“Programming of Life” by Donald E. Johnson (paperback, video, quotes) came to my attention fairly recently. The prospect of a case for God’s existence being made from my area of training (computer science) especially caught my attention. The fact that the author is formally trained in both information science and biochemistry seemed to give him a unique set of credentials to authoritatively compare the code in DNA to computer programming code. The book is short at only 127 pages (included appendixes) and is divided into nine chapters. This review will be a chapter-by-chapter summary, but should not be confused with providing Johnson’s case comprehensively or precisely. This month I will summarize the first five chapters, and next month will include the last four along with my thoughts and recommendation.
Chapter 1: Math Basics: Probability and Large or Small Numbers
Johnson prepares his readers by providing a quick tutorial of some basics required to understand his arguments. It is commonly misunderstood that “chance” is a force; however, it is rather merely an expression of likelihood of an event taking place versus its not taking place. If an event has any likelihood of taking place, it is considered “possible,” but possibility should only be claimed if scientific observations have demonstrated the event to have taken place. “Plausibility” is a value of the level of possibility (0-1; 0=impossible; 1=certain; 0.5 is the threshold for an event to be considered “plausible”). Johnson prepares the reader for the significance of these concepts by explaining the lowest limit of physical possibility given all the resources (atoms in the system, the fastest chemical reactions in the universe, and the age of the systems) of the universe (10-108), galaxy (10-96), solar system (10-85), and earth (10-70). He explains that if the probability of an event taking place is lower than these physical barriers, the event is indistinguishable from impossible within that system, and the proposed event may be considered scientifically falsified.

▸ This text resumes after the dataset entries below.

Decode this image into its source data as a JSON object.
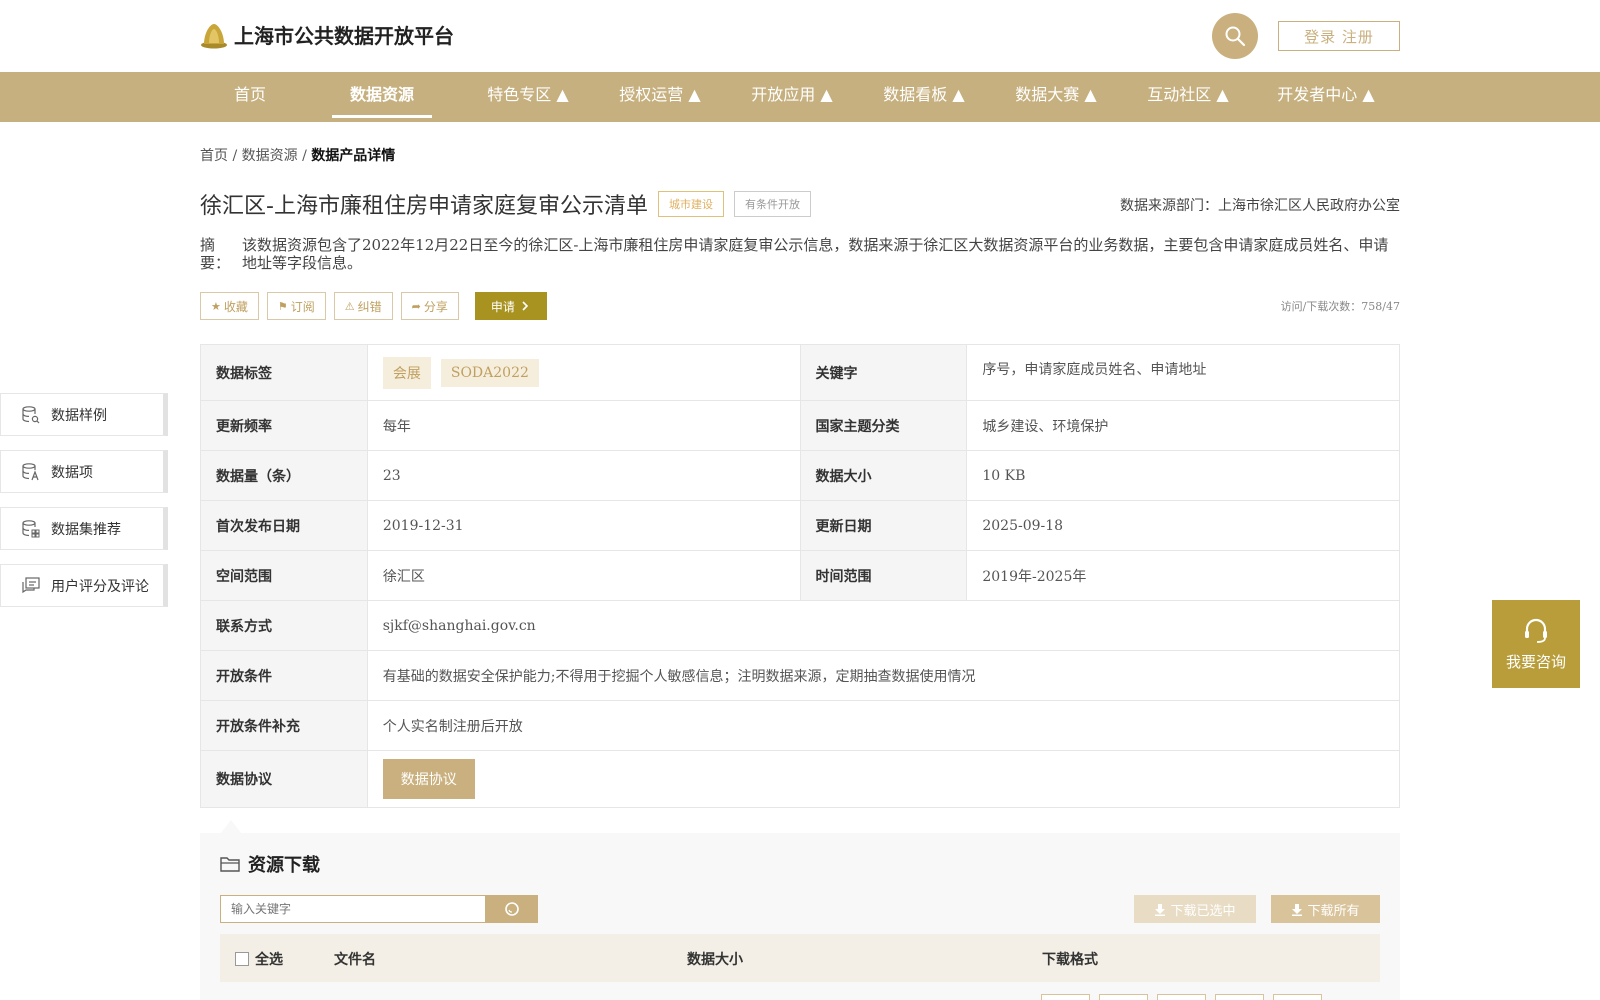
{
  "header": {
    "logo_text": "上海市公共数据开放平台",
    "login_label": "登录 注册"
  },
  "nav": {
    "items": [
      {
        "label": "首页"
      },
      {
        "label": "数据资源",
        "active": true
      },
      {
        "label": "特色专区 ▲"
      },
      {
        "label": "授权运营 ▲"
      },
      {
        "label": "开放应用 ▲"
      },
      {
        "label": "数据看板 ▲"
      },
      {
        "label": "数据大赛 ▲"
      },
      {
        "label": "互动社区 ▲"
      },
      {
        "label": "开发者中心 ▲"
      }
    ]
  },
  "breadcrumb": {
    "home": "首页",
    "sep": " / ",
    "section": "数据资源",
    "current": "数据产品详情"
  },
  "dataset": {
    "title": "徐汇区-上海市廉租住房申请家庭复审公示清单",
    "tag_category": "城市建设",
    "tag_open": "有条件开放",
    "source_dept": "数据来源部门：上海市徐汇区人民政府办公室",
    "summary_label": "摘　要：",
    "summary_text": "该数据资源包含了2022年12月22日至今的徐汇区-上海市廉租住房申请家庭复审公示信息，数据来源于徐汇区大数据资源平台的业务数据，主要包含申请家庭成员姓名、申请地址等字段信息。"
  },
  "actions": {
    "favorite": "收藏",
    "subscribe": "订阅",
    "report": "纠错",
    "share": "分享",
    "apply": "申请",
    "visit_count": "访问/下载次数：758/47"
  },
  "info": {
    "tags_label": "数据标签",
    "tags": [
      "会展",
      "SODA2022"
    ],
    "keywords_label": "关键字",
    "keywords": "序号，申请家庭成员姓名、申请地址",
    "freq_label": "更新频率",
    "freq": "每年",
    "theme_label": "国家主题分类",
    "theme": "城乡建设、环境保护",
    "count_label": "数据量（条）",
    "count": "23",
    "size_label": "数据大小",
    "size": "10 KB",
    "first_pub_label": "首次发布日期",
    "first_pub": "2019-12-31",
    "updated_label": "更新日期",
    "updated": "2025-09-18",
    "space_label": "空间范围",
    "space": "徐汇区",
    "time_label": "时间范围",
    "time": "2019年-2025年",
    "contact_label": "联系方式",
    "contact": "sjkf@shanghai.gov.cn",
    "cond_label": "开放条件",
    "cond": "有基础的数据安全保护能力;不得用于挖掘个人敏感信息；注明数据来源，定期抽查数据使用情况",
    "cond_extra_label": "开放条件补充",
    "cond_extra": "个人实名制注册后开放",
    "protocol_label": "数据协议",
    "protocol_btn": "数据协议"
  },
  "side_menu": {
    "items": [
      {
        "label": "数据样例"
      },
      {
        "label": "数据项"
      },
      {
        "label": "数据集推荐"
      },
      {
        "label": "用户评分及评论"
      }
    ]
  },
  "consult": {
    "label": "我要咨询"
  },
  "download": {
    "title": "资源下载",
    "search_placeholder": "输入关键字",
    "download_selected": "下载已选中",
    "download_all": "下载所有",
    "col_select_all": "全选",
    "col_filename": "文件名",
    "col_size": "数据大小",
    "col_format": "下载格式"
  },
  "colors": {
    "brand_gold": "#c7b07f",
    "apply_olive": "#a89320",
    "consult_gold": "#b89d3a"
  }
}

Chapter 2: Information Basics: Data and Information Types
Johnson takes a chapter to explain the difference between data and information and the different types of information. Data is merely a collection of symbols (0’s and 1’s for computers; A’s, C’s, G’s, and T’s for DNA). Information is a meaningful or significant collection of these symbols. In order for a collection to be considered “meaningful,” both the transmitter and the receiver must agree upon a protocol used to encode and decode the data to decipher the information. Three primary types of information exist: functional, prescriptive, and shannon. Functional information communicates a specific function to a specific degree. Prescriptive information communicates a function with a specific purpose which anticipates points of decision, the available options, and which one is appropriate for the circumstances. Shannon information is a mathematical measure of the improbability of the collection of symbols. The “information” of a collection of symbols is said to be inversely proportional to its probability of occurrence. Finally, information theory focuses on maintaining symbol collections’ integrity during storage and transmission.

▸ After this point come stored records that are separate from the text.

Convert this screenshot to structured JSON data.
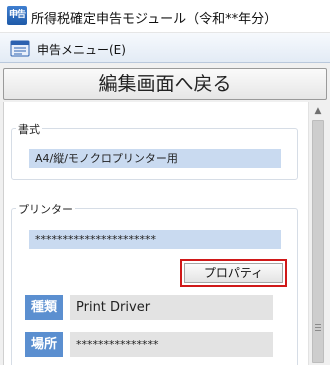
{
  "window": {
    "app_icon_text": "申告",
    "title": "所得税確定申告モジュール（令和**年分）"
  },
  "menu": {
    "icon": "declaration-menu-icon",
    "label": "申告メニュー(E)"
  },
  "back_button_label": "編集画面へ戻る",
  "format_group": {
    "label": "書式",
    "value": "A4/縦/モノクロプリンター用"
  },
  "printer_group": {
    "label": "プリンター",
    "printer_name": "**********************",
    "properties_button": "プロパティ",
    "type_label": "種類",
    "type_value": "Print Driver",
    "location_label": "場所",
    "location_value": "***************"
  },
  "colors": {
    "field_blue": "#c9daf0",
    "tag_blue": "#5b8fd0",
    "highlight_red": "#d01818"
  }
}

Chapter 3: Evolution of Computer Hardware and Software
Johnson now moves to tracing the history of the personal computer. As he takes the reader through each major step, he explains that to complete each step required a top-down approach of having a goal or purpose, then building a design to achieve the goal. He also emphasizes that this approach was necessary for both hardware and software, driving home the point that the personal computers that we have today would not exist had it not been for designers of the physical machines and engineers to write the information (programming code) to make the machines functional.
Chapter 4: Life Basics

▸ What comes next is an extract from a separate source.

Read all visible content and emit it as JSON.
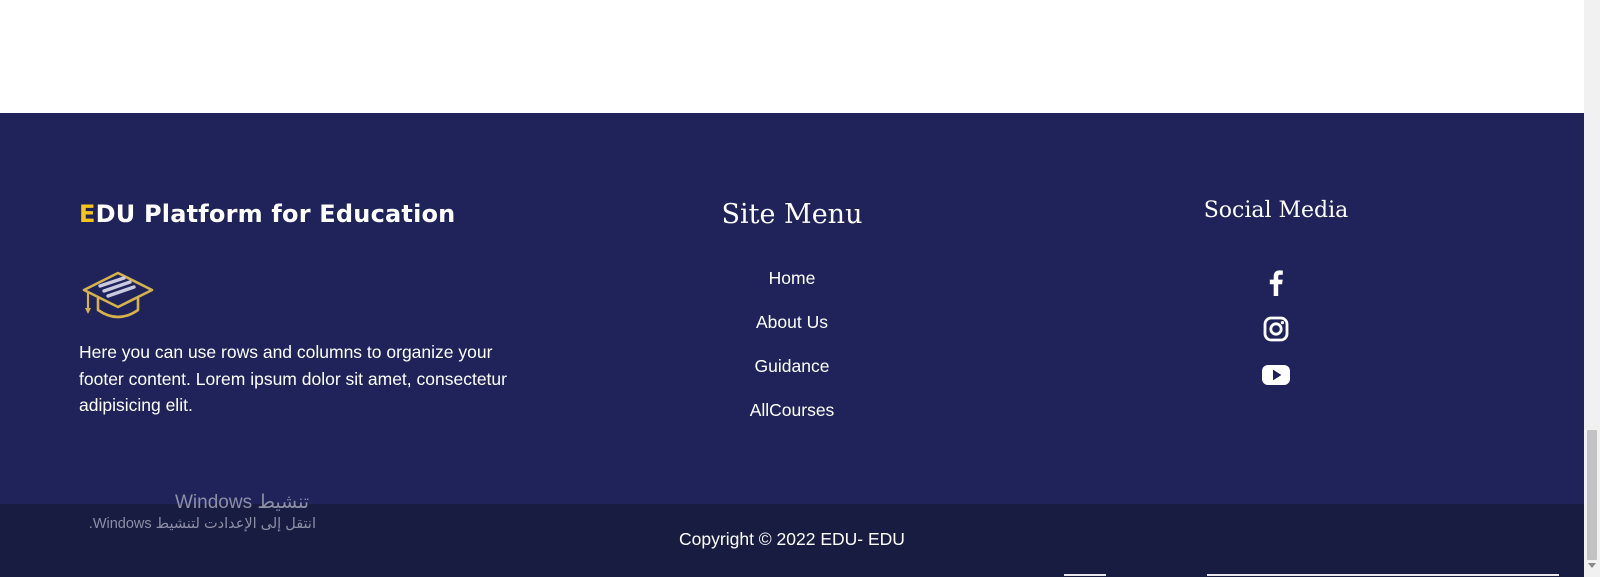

Johnson provides the reader with a very basic explanation of the DNA and the cell. In doing so, he shows that not only is functional information stored in DNA, but it is also compressed in such a way that allows it to produce unique instructions simply based upon starting the reading of the data at a different bit of the data. He explains the process of replication of this data along with the error correction that takes place to ensure accuracy (which actually makes gene mutation a relatively rare event). He further explains that how these complex cells made via functional information in DNA come together to form organs, including the human brain. The information in this chapter is minuscule compared to the knowledge that exists about these systems, but the information in this chapter is enough to make the case that life’s design is far superior to anything that humans have developed.
Chapter 5: Shannon Information in Life
Beyond simply comparing the systems of life to human designs to show the crude resemblance (on the human side), Johnson also aims to show that information is distinct from its storage medium (DNA, in life’s case). He explains the fundamental differences and how there is no way for one to give rise to the other. Johnson reminds the reader that information cannot be the result of necessity because necessity has no contingency, and the information we find in DNA is full of contingency. Through the process described in the previous chapter backward through time, it is seen that the language of the information had to be in place prior to the origin of life. Since necessity is not an option, chance must now be investigated. The only way for the language to develop naturally is from one less complex. Johnson examines the “protein first” theory for the origin of life; however, this would require the transfer of information from a language with fewer symbols to one with more (a mathematical impossibility). That transfer violates the laws of information theory, which would make it impossible. Johnson concludes that if the language did originate naturalistically (prior to the origin of life), it would have to possess the same number of symbols then as it does today.
Next month I will examine the last four chapters of the book and offer my thoughts and recommendation.